Everything You Need to Know About the Winner of American Dream Builders
- "A lot of people thought it was dangerous and bold, very much avant-garde, but I have a different comfort zone than others." - "The design is about travel. It's not gender-specific and it has a collected, worldly feel. It could easily be at home in South America, the Hamptons, or the South of France -- it appeals to a lot of different tastes." - "For me, this final project was a perfect fit. It reflects my personality and design essence. I took all of the knowledge I had gained through the experience of being on the show -- pushing my boundaries. I never thought I would design a Tudor, a cabin, or work on a Spanish-style home."
- "I believe in quality over quantity. I encourage my clients to collect important pieces and artwork -- don't junk up a space just to have more. More is not more." - "For me, post-war European design is my greatest influencer. I love Italian 1970s design and the work that came out of France in the '50s and '60s."
- "I like to appropriate certain funds to certain places. Even when working within constraints, I like to spend money on really fantastic pieces and then fill in the rest with furniture from inexpensive sources or think outside the box and get creative." - "I don't like the term 'DIY.' I think of it as how to be creative with what you have available and bring something ordinary to another level." - "The major piece in the beach house's living room was the 10-foot-tall light fixture. It cost $30 and took 30 minutes to build. I think the lightbulbs were more expensive than the materials for the fixture, but it became a focal point."
- "I want to use the popularity of American Dream Builders to showcase another, more thought-provoking side of design -- a modern way of living." - "As Nate says, my vision used to only appeal to about one per cent of the population, but I never compromised my personal aesthetic and still created a winning home." - "I want to expose the world to a new style of design -- contemporary modern design -- and make it more accessible.
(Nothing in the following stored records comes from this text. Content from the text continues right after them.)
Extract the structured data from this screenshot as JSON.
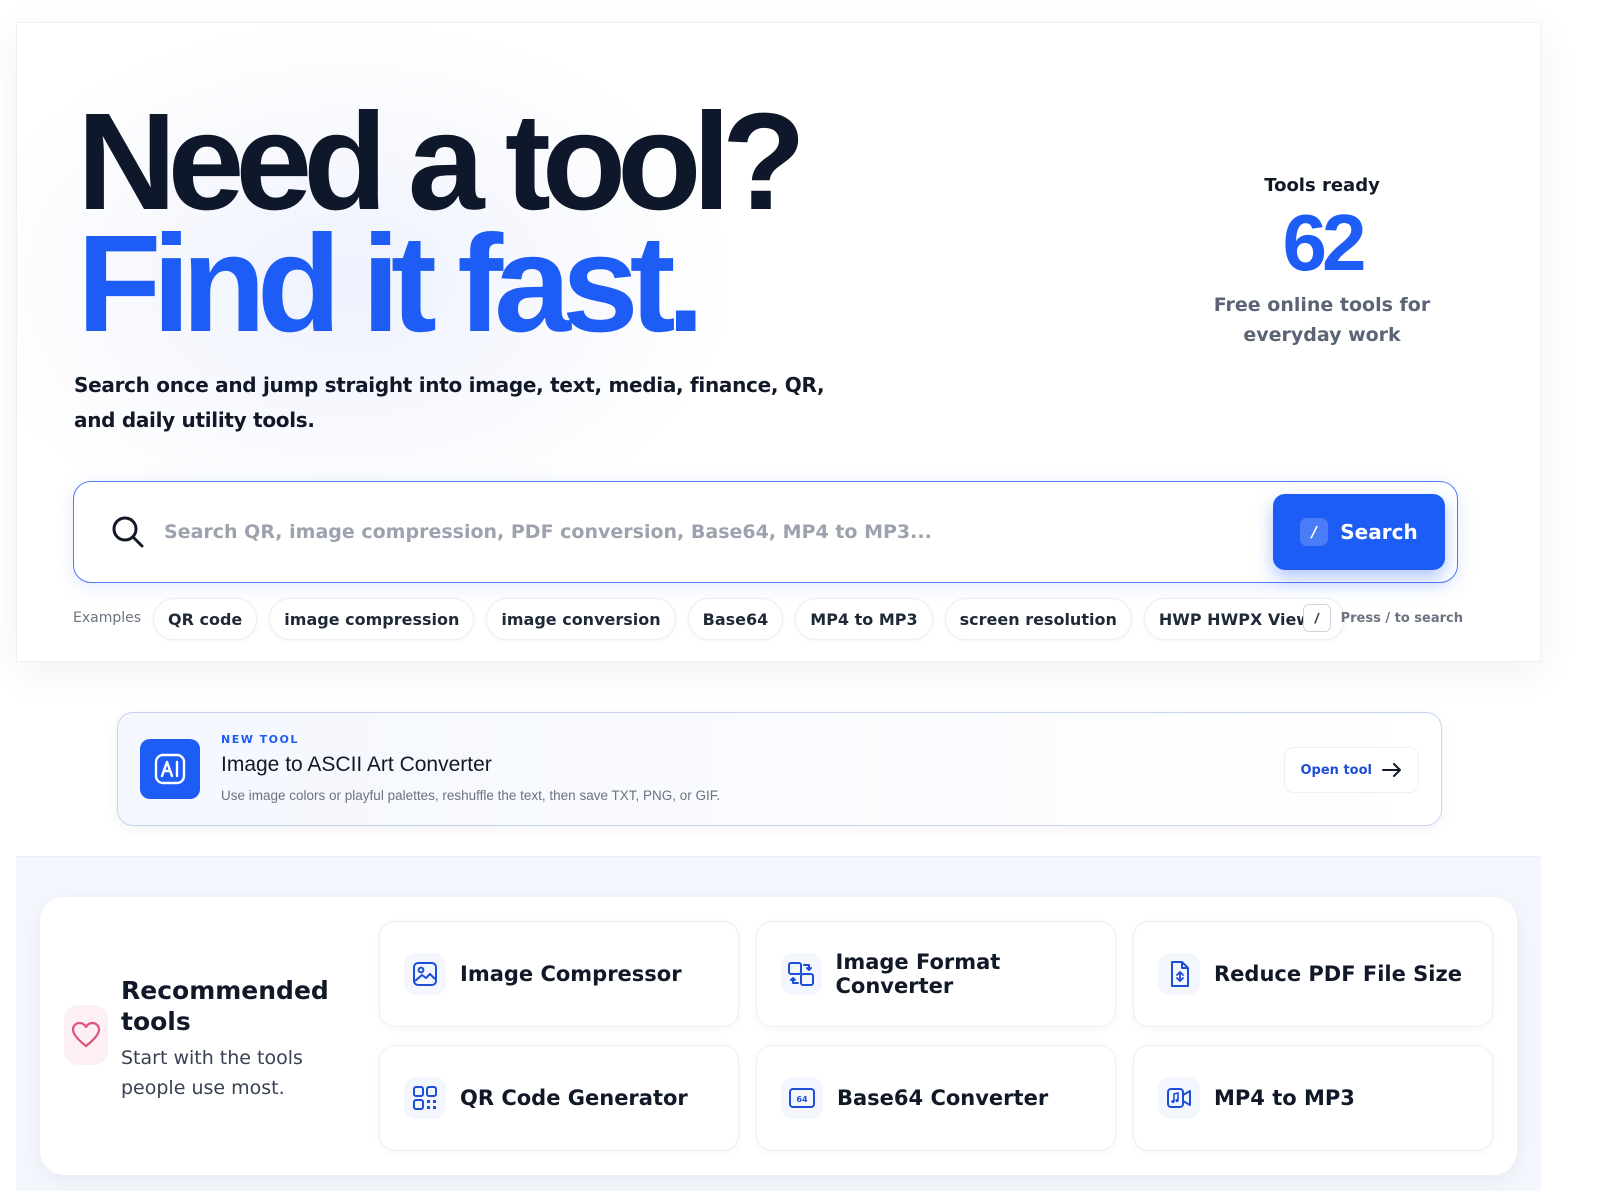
{
  "hero": {
    "headline_line1": "Need a tool?",
    "headline_line2": "Find it fast.",
    "lead": "Search once and jump straight into image, text, media, finance, QR, and daily utility tools.",
    "stat": {
      "label": "Tools ready",
      "value": "62",
      "sub": "Free online tools for everyday work"
    }
  },
  "search": {
    "placeholder": "Search QR, image compression, PDF conversion, Base64, MP4 to MP3...",
    "button_shortcut": "/",
    "button_label": "Search",
    "icon": "search-icon"
  },
  "examples": {
    "label": "Examples",
    "chips": [
      "QR code",
      "image compression",
      "image conversion",
      "Base64",
      "MP4 to MP3",
      "screen resolution",
      "HWP HWPX Viewer"
    ],
    "shortcut_key": "/",
    "shortcut_hint": "Press / to search"
  },
  "new_tool": {
    "eyebrow": "NEW TOOL",
    "title": "Image to ASCII Art Converter",
    "description": "Use image colors or playful palettes, reshuffle the text, then save TXT, PNG, or GIF.",
    "button_label": "Open tool",
    "icon": "ai-badge-icon"
  },
  "recommended": {
    "title": "Recommended tools",
    "subtitle": "Start with the tools people use most.",
    "icon": "heart-icon",
    "tools": [
      {
        "label": "Image Compressor",
        "icon": "image-icon"
      },
      {
        "label": "Image Format Converter",
        "icon": "convert-icon"
      },
      {
        "label": "Reduce PDF File Size",
        "icon": "pdf-file-icon"
      },
      {
        "label": "QR Code Generator",
        "icon": "qr-code-icon"
      },
      {
        "label": "Base64 Converter",
        "icon": "base64-icon"
      },
      {
        "label": "MP4 to MP3",
        "icon": "video-audio-icon"
      }
    ]
  },
  "colors": {
    "accent": "#1d5cf5",
    "heading": "#0f172a",
    "muted": "#6b7280",
    "heart": "#e0527a"
  }
}
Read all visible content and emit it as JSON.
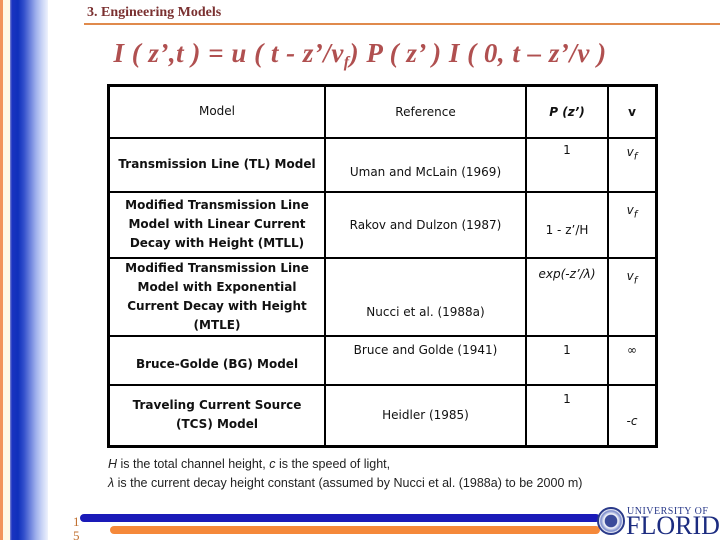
{
  "section_title": "3. Engineering Models",
  "equation": {
    "lhs": "I ( z’,t ) = u ( t - z’/v",
    "sub": "f",
    "rhs": ") P ( z’ ) I ( 0, t – z’/v )"
  },
  "table": {
    "headers": {
      "model": "Model",
      "reference": "Reference",
      "pz": "P (z’)",
      "v": "v"
    },
    "rows": [
      {
        "model": "Transmission Line (TL) Model",
        "reference": "Uman and McLain (1969)",
        "pz": "1",
        "v_main": "v",
        "v_sub": "f"
      },
      {
        "model": "Modified Transmission Line Model with Linear Current Decay with Height (MTLL)",
        "reference": "Rakov and Dulzon (1987)",
        "pz": "1 - z’/H",
        "v_main": "v",
        "v_sub": "f"
      },
      {
        "model": "Modified Transmission Line Model with Exponential Current Decay with Height (MTLE)",
        "reference": "Nucci et al. (1988a)",
        "pz": "exp(-z’/λ)",
        "v_main": "v",
        "v_sub": "f"
      },
      {
        "model": "Bruce-Golde (BG) Model",
        "reference": "Bruce and Golde (1941)",
        "pz": "1",
        "v_main": "∞",
        "v_sub": ""
      },
      {
        "model": "Traveling Current Source (TCS) Model",
        "reference": "Heidler (1985)",
        "pz": "1",
        "v_main": "-c",
        "v_sub": ""
      }
    ]
  },
  "notes": {
    "line1_sym1": "H",
    "line1_text1": " is the total channel height, ",
    "line1_sym2": "c",
    "line1_text2": " is the speed of light,",
    "line2_sym": "λ",
    "line2_text": " is the current decay height constant (assumed by Nucci et al. (1988a) to be 2000 m)"
  },
  "footer": {
    "page_number_line1": "1",
    "page_number_line2": "5",
    "logo_line1": "UNIVERSITY OF",
    "logo_line2": "FLORIDA"
  },
  "colors": {
    "title": "#7a3030",
    "equation": "#b05050",
    "header_accent": "#1e2fc0",
    "bar_blue": "#1a1ab8",
    "bar_orange": "#f5893a"
  }
}
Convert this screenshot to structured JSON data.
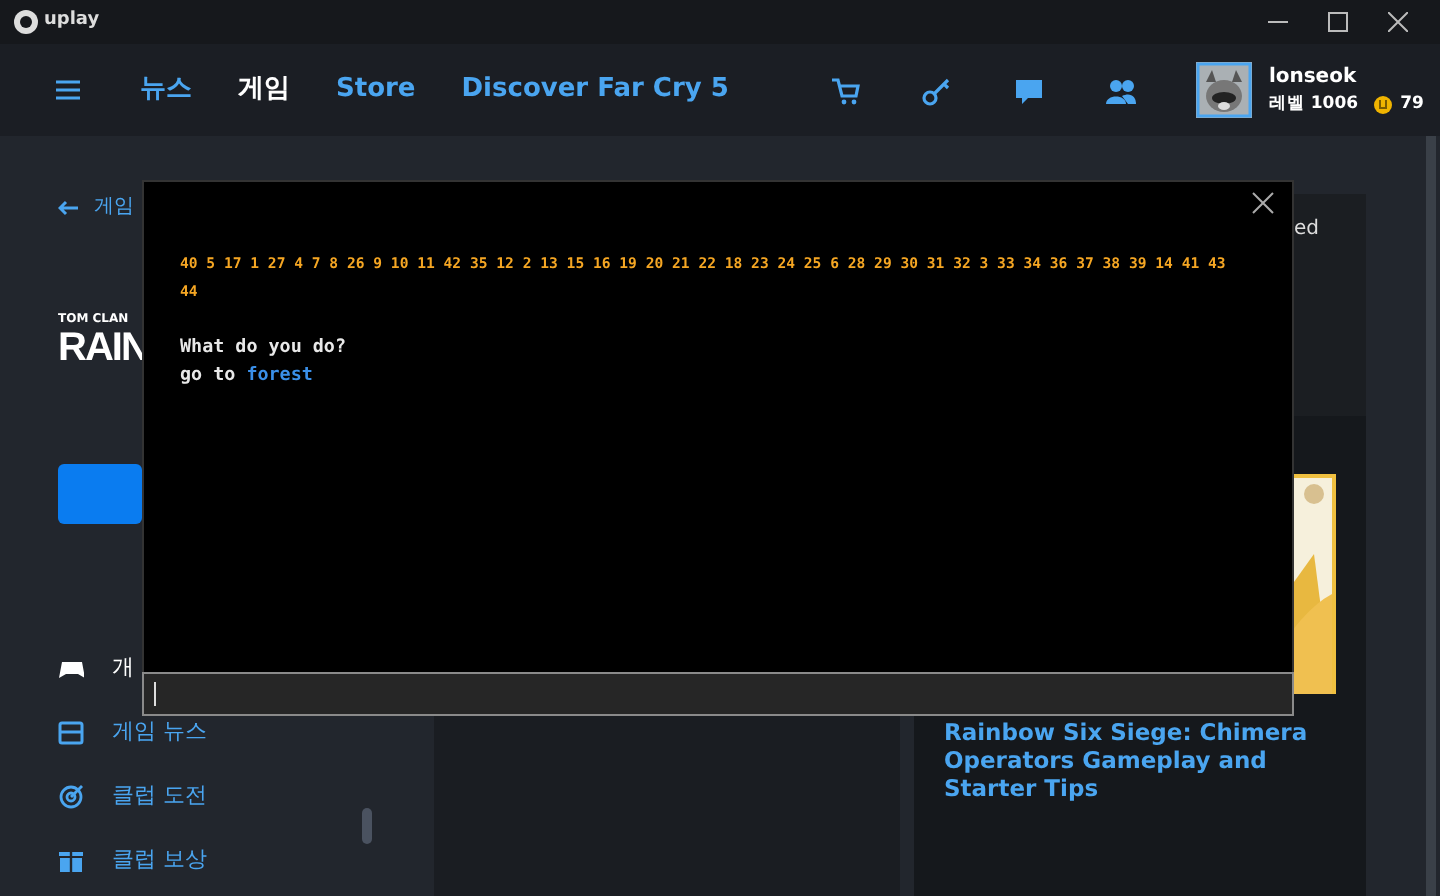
{
  "titlebar": {
    "logo": "uplay"
  },
  "nav": {
    "tabs": [
      {
        "label": "뉴스",
        "selected": false
      },
      {
        "label": "게임",
        "selected": true
      },
      {
        "label": "Store",
        "selected": false
      },
      {
        "label": "Discover Far Cry 5",
        "selected": false
      }
    ],
    "user": {
      "name": "lonseok",
      "level": "레벨 1006",
      "coins": "79"
    }
  },
  "sidebar": {
    "back": "게임",
    "logo_small": "TOM CLAN",
    "logo_big": "RAIN",
    "items": [
      {
        "label": "개",
        "selected": true
      },
      {
        "label": "게임 뉴스",
        "selected": false
      },
      {
        "label": "클럽 도전",
        "selected": false
      },
      {
        "label": "클럽 보상",
        "selected": false
      }
    ]
  },
  "right_panel": {
    "card_text": "ed",
    "article_title": "Rainbow Six Siege: Chimera Operators Gameplay and Starter Tips"
  },
  "console": {
    "output_lines": [
      "40 5 17 1 27 4 7 8 26 9 10 11 42 35 12 2 13 15 16 19 20 21 22 18 23 24 25 6 28 29 30 31 32 3 33 34 36 37 38 39 14 41 43",
      "44"
    ],
    "prompt": "What do you do?",
    "command": {
      "verb": "go to ",
      "target": "forest"
    }
  }
}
Similarly to how Nate showed the world his point of view and his design style, it's time for me to share mine."
Photographs: Courtesy of Lukas Machnik